Others too: Recognise Sarna in Census
Coercion has many forms. It can be direct, a way only too familiar nowadays, or it can be insidious, manifesting its effects gradually. The quiet narrowing down of choice of religion for the indigenous peoples of India on the census form is a good example of the second. On the census form in 1951, they had a column entitled ‘Tribe’, distinct from the named religions. This suggested that the religious beliefs of indigenous people did not have to be acknowledged with the ‘main’ religious systems. Different tribes were lumped together with numerically sparse populations, such as Parsis — there was no need, apparently, to distinguish among them. The disinterest in ancient animistic religions pushed a larger group of people than the followers of named religions, such as Jainism or Buddhism, towards a kind of anonymity — and the attitude remained unchanged. Later census forms had ‘Others’ as the extra column, which, however, allowed the noting of separate beliefs, such as Sarna, a form of nature worship followed by a large number of tribes. The demand to include Sarna as a separate column on the census form has been growing in intensity in the last few years, and the Jharkhand Mukti Morcha-led government that took over power in Jharkhand in 2019, promised to make this possible.
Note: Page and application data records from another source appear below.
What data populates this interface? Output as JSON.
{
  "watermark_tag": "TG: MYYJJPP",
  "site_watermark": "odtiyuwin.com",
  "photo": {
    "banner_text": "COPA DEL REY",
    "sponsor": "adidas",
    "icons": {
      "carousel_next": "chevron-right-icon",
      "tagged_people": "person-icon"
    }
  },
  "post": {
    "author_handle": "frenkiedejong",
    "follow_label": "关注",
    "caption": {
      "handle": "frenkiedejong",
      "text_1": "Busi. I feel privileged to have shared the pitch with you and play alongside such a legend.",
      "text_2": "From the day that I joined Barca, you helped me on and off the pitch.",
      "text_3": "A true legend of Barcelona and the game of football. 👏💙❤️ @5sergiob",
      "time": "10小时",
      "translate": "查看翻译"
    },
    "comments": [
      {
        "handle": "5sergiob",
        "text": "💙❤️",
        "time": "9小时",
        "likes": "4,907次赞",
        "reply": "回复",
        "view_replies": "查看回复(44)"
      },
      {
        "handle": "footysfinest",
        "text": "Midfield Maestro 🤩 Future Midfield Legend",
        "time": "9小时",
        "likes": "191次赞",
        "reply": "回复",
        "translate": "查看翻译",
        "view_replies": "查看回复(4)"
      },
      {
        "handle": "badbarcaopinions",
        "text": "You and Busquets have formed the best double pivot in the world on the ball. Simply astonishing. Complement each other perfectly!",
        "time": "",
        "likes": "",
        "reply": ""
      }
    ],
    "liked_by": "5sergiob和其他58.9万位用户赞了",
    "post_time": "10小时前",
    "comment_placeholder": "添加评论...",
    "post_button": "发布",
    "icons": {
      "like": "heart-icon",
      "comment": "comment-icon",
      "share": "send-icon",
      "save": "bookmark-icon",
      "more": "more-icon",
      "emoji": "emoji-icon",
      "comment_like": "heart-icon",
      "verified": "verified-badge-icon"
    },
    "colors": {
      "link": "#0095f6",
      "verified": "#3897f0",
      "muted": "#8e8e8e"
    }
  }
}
Now the apprehension that the 2021 census form will not even have the ‘Others’ column has led to the 32 tribal groups in Jharkhand threatening to boycott the census unless ‘Sarna’ is included under religions. Otherwise they would be forced either to not record their religion at all or to show themselves as adherents of Hinduism, Islam, Christianity, Sikhism, Buddhism or Jainism. The tribes of Jharkhand have promised to make this into a tribal movement covering all tribe-inhabited states, especially because they suspect that the removal of the ‘Others’ column is a Rashtriya Swayamsevak Sangh-Bharatiya Janata Party ruse to compel tribes to register under Hinduism. It would not be surprising if the indifference of earlier political regimes have cleared the way for Hindutva interests. Perhaps it is time to include columns under the heads of the main tribal religions as well as one marked ‘Others’ as recompense. The constitutional freedom to practise one’s own religion implies other people’s respect for it.